record found)
 OR
(other search conditions => InnoDB locks the index range scanned, using gap 
locks or next-key )

And 'lockinfo' is most certainly in your index, a primary key is a special 
kind of UNIQUE, but still unique. The INSERT cannot complete as the 
(lockid,lockinfo) location (foo,bar) is locked, until commit or rollback. See 
the index as a seperate storage from your normale table-rows which your INSERT 
needs to put something in to complete the insert. The UPDATE has locked that 
location, so the INSERT waits for that. That's the 'index record' they're 
talking about I gather.

Also: please respond to the list only, I have enough mail as it is, responding 
to the list keeps things nicely organized :)
-- 
Rik
Thread
locked non-existent rowPeter Brawley31 Aug
  • Re: locked non-existent rowRik Wasmus31 Aug
    • Re: locked non-existent rowPeter Brawley31 Aug
      • Re: locked non-existent rowRik Wasmus | GRIB1 Sep
      • RE: locked non-existent rowJerry Schwartz1 Sep
        • Re: locked non-existent rowRik Wasmus1 Sep
          • Re: locked non-existent rowPeter Brawley1 Sep
          • RE: locked non-existent rowJerry Schwartz1 Sep

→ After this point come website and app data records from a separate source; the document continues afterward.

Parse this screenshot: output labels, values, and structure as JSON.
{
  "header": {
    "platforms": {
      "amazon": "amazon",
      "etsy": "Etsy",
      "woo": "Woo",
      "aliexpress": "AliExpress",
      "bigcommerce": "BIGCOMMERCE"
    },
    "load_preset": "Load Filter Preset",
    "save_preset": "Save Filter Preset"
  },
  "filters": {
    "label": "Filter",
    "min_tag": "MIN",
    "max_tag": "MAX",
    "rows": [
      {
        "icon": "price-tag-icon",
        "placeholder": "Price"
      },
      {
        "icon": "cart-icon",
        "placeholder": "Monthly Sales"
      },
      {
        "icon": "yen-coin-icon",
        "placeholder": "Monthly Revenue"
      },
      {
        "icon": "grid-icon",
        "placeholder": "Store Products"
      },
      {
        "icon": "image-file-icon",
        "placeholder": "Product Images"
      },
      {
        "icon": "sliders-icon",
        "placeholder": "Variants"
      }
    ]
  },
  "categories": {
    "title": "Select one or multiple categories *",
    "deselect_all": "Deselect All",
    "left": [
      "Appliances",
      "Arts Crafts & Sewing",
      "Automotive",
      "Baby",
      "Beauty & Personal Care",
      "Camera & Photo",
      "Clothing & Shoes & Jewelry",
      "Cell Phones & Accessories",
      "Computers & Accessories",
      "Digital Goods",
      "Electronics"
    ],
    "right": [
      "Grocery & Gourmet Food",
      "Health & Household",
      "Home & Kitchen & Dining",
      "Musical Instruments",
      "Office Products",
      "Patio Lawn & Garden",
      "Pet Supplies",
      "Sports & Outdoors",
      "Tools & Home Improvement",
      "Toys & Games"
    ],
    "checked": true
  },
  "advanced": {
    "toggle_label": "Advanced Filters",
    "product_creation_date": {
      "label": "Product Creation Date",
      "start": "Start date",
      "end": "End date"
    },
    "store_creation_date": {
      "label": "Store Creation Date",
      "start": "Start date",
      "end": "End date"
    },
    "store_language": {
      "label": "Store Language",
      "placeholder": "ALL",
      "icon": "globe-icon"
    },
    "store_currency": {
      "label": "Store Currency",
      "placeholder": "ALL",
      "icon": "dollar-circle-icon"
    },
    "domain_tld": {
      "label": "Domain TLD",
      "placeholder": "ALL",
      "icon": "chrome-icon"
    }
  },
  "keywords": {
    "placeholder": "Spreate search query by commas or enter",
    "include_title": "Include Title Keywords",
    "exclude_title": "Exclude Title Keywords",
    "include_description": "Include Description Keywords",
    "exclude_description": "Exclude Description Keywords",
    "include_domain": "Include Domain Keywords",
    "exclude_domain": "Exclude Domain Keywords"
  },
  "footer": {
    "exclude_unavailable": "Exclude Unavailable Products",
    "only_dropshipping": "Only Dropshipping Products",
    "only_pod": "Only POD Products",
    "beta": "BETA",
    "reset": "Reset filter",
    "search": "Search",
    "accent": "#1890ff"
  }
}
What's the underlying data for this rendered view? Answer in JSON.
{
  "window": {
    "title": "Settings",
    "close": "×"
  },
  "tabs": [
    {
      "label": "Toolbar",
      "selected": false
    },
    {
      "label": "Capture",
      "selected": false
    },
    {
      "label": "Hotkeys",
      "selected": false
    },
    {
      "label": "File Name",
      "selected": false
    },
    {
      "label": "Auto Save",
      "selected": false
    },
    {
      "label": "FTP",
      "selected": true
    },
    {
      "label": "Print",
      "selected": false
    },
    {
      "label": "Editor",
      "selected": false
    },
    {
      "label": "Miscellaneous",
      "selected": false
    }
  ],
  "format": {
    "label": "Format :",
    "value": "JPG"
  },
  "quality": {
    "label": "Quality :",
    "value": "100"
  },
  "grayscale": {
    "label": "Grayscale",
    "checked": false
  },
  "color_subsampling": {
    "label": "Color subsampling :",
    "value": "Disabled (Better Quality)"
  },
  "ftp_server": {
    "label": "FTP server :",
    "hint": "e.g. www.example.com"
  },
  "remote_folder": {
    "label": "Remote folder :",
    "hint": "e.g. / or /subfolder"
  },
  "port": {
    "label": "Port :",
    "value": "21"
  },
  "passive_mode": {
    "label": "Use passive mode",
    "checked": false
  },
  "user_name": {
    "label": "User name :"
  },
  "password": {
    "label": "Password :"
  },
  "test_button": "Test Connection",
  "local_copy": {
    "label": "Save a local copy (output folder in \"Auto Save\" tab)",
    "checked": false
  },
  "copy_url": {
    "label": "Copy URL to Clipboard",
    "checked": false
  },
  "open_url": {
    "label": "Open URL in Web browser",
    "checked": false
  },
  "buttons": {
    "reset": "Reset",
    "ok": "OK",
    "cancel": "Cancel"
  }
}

        • Re: locked non-existent rowPeter Brawley2 Sep
  • Re: locked non-existent rowJochem van Dieten2 Sep
    • Re: locked non-existent rowPeter Brawley2 Sep